Records contained in a dataset

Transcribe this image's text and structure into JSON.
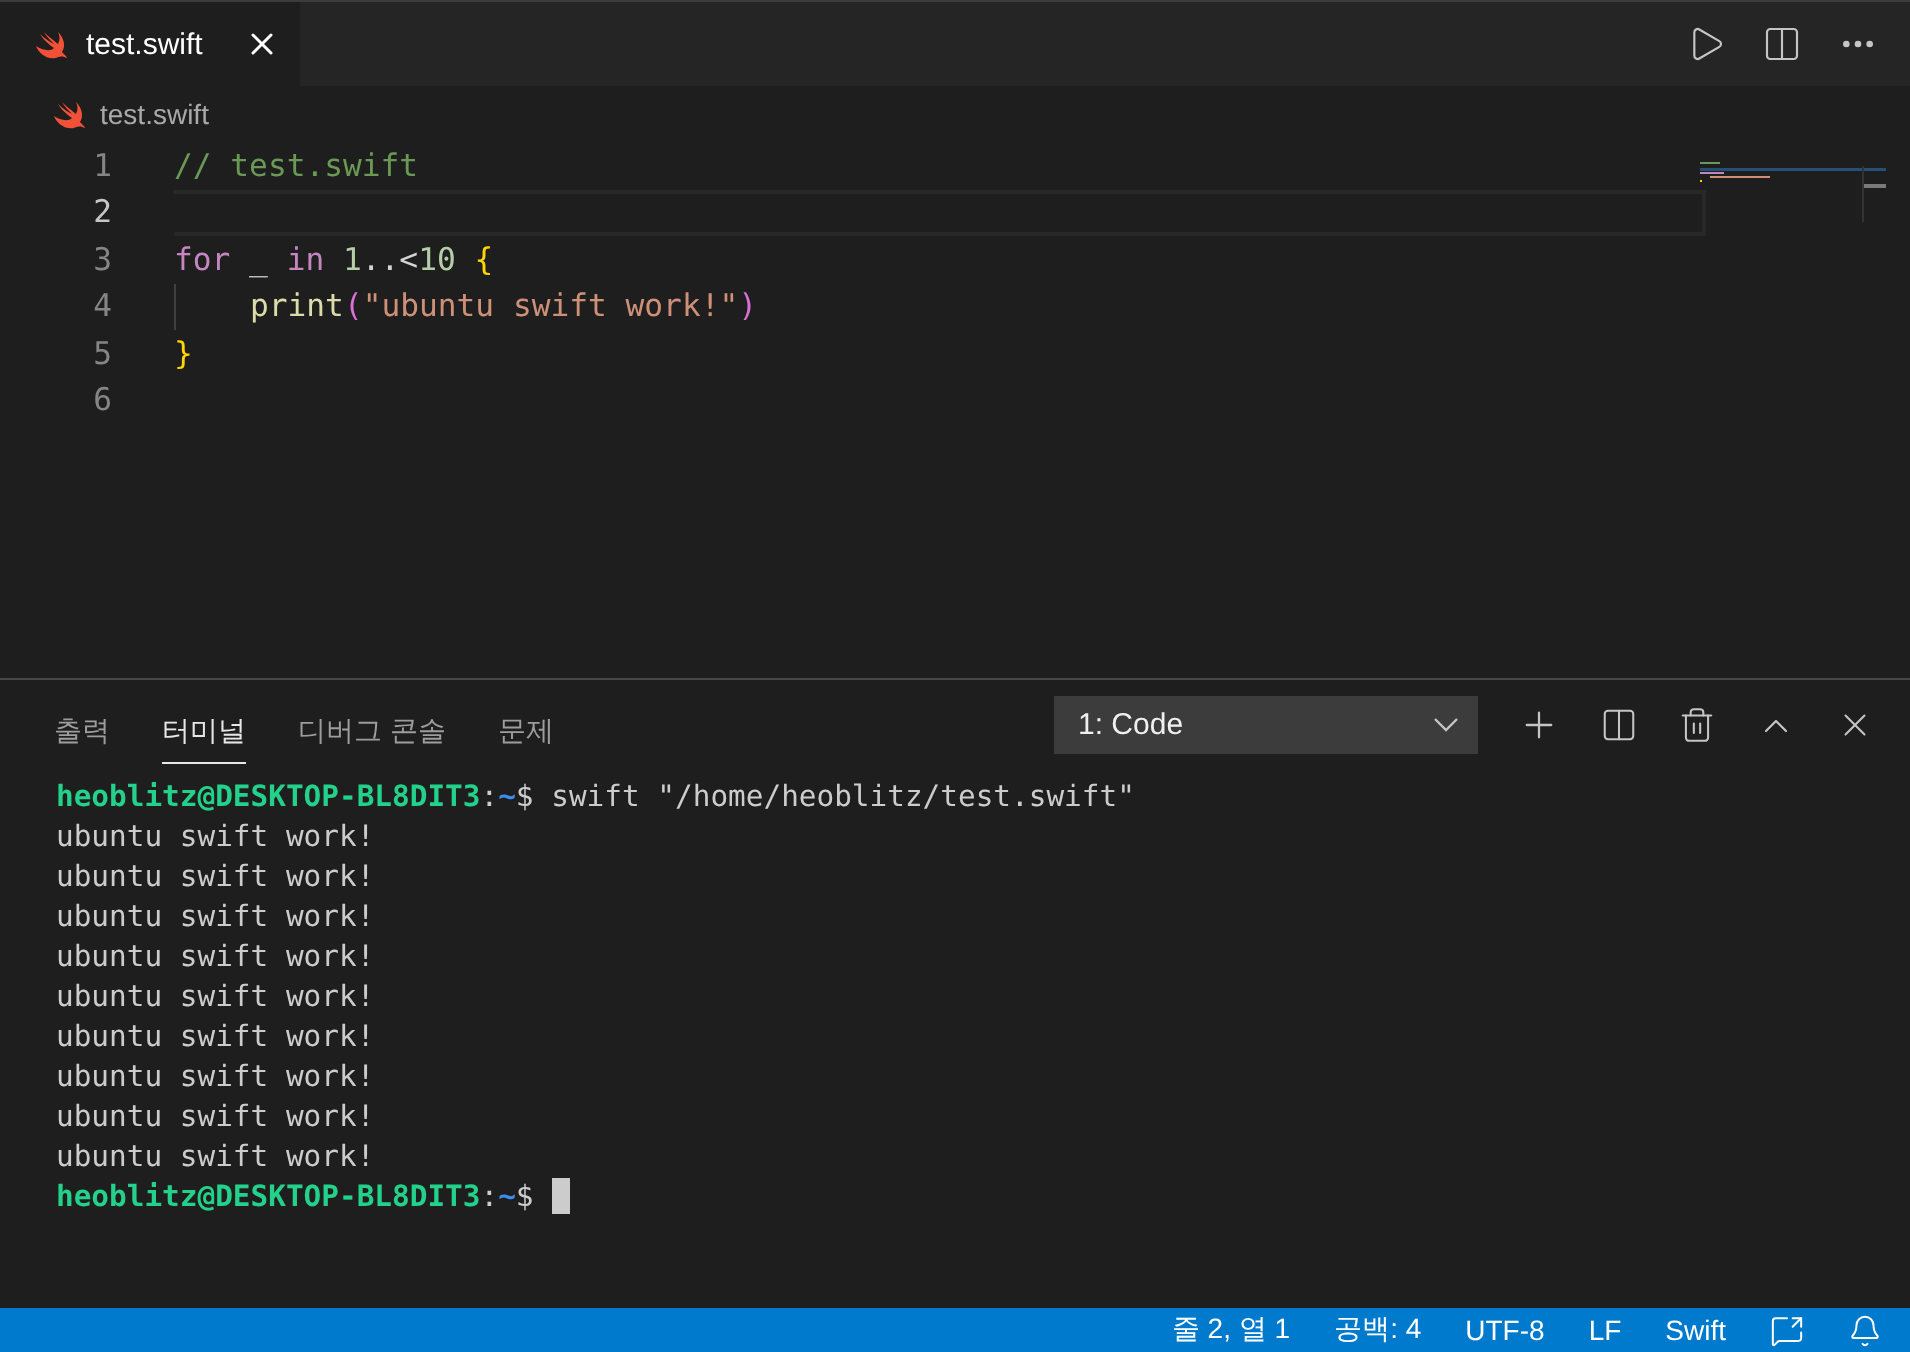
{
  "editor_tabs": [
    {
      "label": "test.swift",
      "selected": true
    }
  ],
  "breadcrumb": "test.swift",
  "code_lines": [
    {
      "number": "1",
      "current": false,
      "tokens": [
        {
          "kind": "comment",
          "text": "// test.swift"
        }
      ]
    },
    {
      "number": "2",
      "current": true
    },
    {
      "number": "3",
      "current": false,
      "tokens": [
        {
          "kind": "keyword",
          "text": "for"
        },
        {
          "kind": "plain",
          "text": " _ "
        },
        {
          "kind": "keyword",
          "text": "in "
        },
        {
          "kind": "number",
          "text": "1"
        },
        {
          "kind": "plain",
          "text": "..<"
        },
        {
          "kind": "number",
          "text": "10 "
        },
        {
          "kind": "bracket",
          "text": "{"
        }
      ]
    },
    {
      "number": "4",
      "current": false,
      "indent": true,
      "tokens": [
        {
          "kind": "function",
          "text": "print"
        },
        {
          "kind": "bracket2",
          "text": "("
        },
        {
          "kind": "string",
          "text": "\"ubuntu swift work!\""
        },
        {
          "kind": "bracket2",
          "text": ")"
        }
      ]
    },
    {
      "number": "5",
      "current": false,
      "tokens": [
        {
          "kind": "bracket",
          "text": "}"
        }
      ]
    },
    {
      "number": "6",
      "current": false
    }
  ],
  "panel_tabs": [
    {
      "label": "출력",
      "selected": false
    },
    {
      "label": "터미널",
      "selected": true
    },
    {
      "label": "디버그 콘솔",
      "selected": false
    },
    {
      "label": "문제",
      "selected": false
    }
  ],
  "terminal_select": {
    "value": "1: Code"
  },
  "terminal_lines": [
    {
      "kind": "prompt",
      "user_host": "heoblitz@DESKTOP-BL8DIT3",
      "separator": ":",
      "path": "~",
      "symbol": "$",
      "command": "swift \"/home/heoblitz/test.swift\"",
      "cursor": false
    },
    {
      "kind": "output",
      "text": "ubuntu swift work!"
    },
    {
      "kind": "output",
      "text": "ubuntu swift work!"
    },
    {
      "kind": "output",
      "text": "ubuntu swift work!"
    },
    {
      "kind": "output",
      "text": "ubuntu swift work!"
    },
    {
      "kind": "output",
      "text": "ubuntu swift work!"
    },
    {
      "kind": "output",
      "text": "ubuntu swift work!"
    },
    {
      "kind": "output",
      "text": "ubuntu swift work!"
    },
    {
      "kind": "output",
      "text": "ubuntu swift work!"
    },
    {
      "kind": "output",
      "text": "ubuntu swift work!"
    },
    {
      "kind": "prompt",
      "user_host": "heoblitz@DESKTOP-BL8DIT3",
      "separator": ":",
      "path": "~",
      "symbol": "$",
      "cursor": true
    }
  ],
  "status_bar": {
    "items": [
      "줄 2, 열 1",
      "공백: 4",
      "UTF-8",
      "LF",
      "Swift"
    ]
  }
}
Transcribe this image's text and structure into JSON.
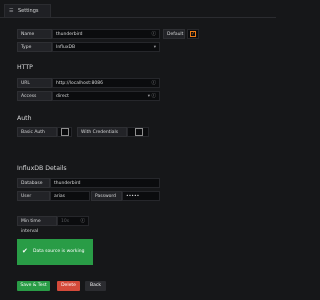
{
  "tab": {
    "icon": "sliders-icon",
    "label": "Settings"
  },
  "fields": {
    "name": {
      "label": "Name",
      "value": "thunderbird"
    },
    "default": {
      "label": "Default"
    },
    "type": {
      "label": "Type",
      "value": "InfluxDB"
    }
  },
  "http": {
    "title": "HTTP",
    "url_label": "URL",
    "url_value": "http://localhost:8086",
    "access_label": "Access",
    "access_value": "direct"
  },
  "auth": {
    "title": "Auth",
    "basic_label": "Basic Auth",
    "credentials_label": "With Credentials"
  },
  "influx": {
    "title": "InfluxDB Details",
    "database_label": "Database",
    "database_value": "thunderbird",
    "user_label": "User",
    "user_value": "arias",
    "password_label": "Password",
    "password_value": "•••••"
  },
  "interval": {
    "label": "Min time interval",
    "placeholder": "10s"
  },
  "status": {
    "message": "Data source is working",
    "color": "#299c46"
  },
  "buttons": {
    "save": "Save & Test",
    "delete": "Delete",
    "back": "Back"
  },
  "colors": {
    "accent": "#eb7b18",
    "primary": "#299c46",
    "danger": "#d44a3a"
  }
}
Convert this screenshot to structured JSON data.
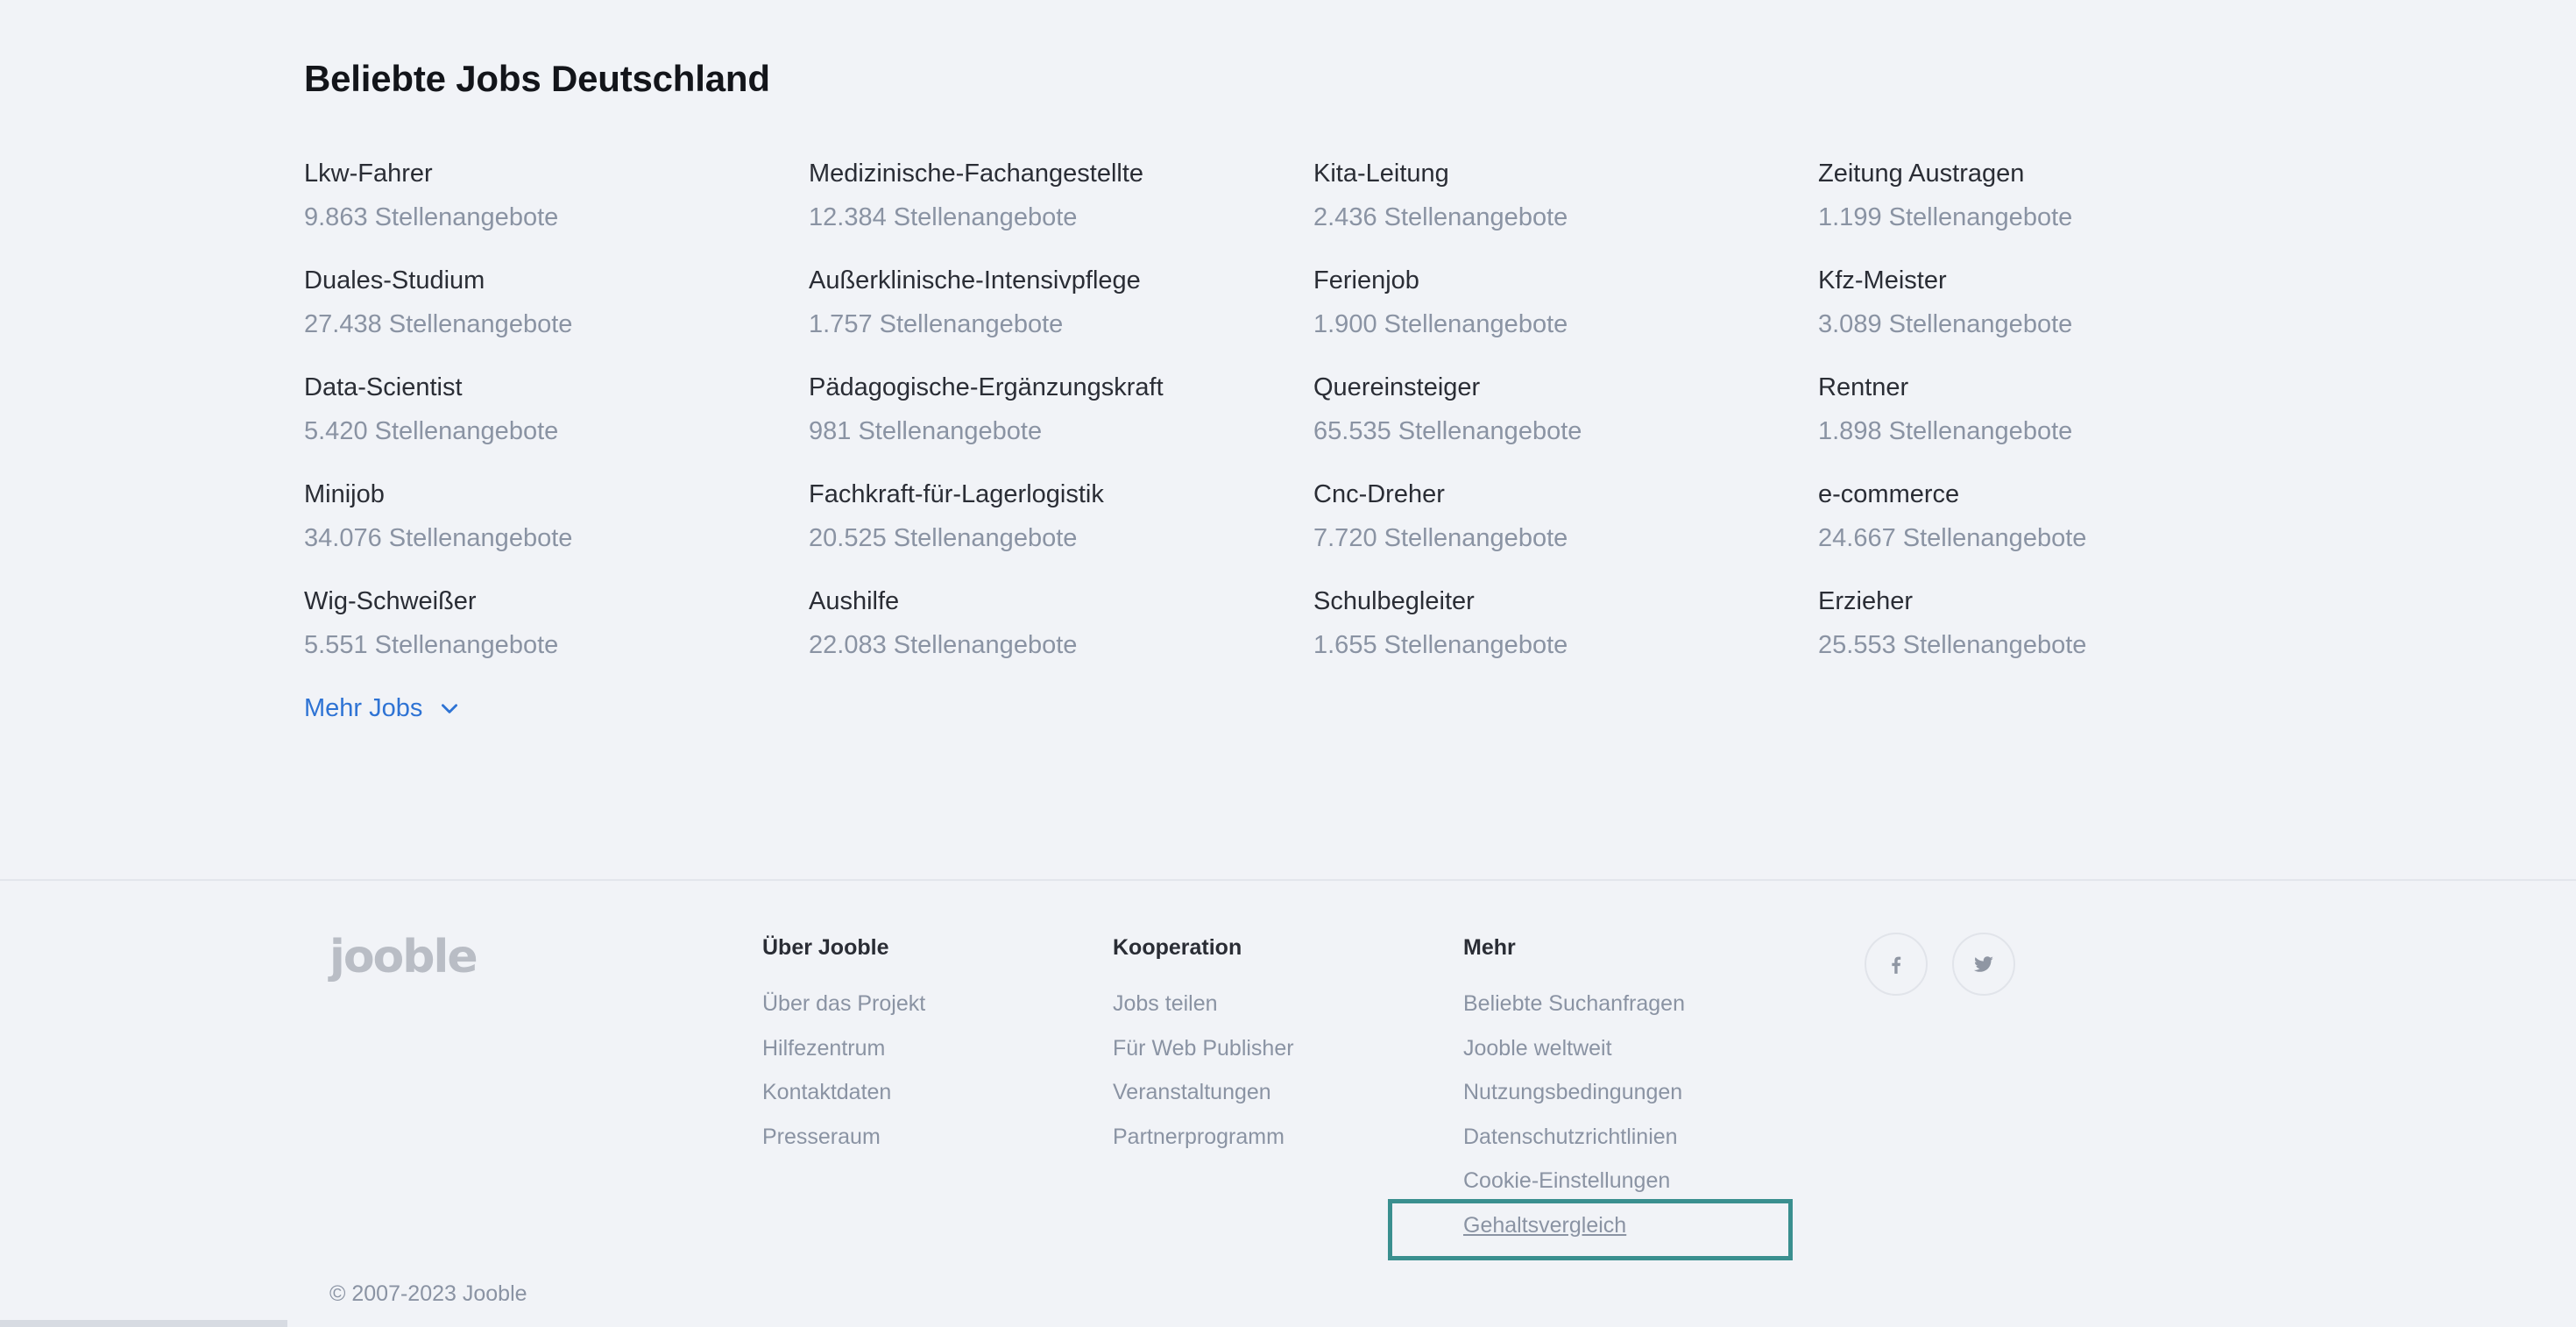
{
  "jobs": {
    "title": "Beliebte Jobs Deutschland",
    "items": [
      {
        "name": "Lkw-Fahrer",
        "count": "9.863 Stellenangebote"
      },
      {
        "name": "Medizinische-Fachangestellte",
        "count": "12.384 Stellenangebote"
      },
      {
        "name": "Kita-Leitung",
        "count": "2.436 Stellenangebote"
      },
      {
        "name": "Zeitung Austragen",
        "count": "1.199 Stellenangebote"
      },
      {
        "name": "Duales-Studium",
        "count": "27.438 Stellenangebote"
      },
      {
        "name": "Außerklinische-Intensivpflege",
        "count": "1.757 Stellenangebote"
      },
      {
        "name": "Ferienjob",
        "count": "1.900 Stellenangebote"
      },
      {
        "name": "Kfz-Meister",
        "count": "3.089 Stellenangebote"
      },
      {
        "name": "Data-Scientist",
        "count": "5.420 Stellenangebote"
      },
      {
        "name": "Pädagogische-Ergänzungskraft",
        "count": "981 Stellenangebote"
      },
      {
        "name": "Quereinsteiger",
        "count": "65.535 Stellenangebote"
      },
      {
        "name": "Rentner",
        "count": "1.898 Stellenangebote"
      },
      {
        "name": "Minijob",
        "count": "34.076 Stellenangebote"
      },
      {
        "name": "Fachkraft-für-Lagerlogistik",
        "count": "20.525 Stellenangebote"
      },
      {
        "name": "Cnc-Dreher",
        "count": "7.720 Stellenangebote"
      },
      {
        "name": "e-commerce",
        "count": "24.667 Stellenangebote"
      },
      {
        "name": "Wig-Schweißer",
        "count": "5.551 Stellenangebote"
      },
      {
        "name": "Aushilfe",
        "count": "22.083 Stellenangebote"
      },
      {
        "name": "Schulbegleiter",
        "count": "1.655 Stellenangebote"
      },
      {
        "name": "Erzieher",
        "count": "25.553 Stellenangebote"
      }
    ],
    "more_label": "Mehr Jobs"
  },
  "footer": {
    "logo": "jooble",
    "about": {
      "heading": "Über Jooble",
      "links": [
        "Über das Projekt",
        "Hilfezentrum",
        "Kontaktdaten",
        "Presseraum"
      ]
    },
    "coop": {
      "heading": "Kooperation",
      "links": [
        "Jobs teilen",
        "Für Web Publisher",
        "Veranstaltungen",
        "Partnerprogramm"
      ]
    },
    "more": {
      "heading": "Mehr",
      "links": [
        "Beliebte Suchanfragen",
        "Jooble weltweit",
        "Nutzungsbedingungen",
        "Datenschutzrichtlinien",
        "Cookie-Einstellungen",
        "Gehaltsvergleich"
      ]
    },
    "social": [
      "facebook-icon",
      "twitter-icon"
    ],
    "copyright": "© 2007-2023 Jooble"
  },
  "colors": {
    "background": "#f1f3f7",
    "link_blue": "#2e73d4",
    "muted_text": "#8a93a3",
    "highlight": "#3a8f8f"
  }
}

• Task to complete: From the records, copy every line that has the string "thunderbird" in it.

• Answer:
      "value": "thunderbird"
    "database_value": "thunderbird",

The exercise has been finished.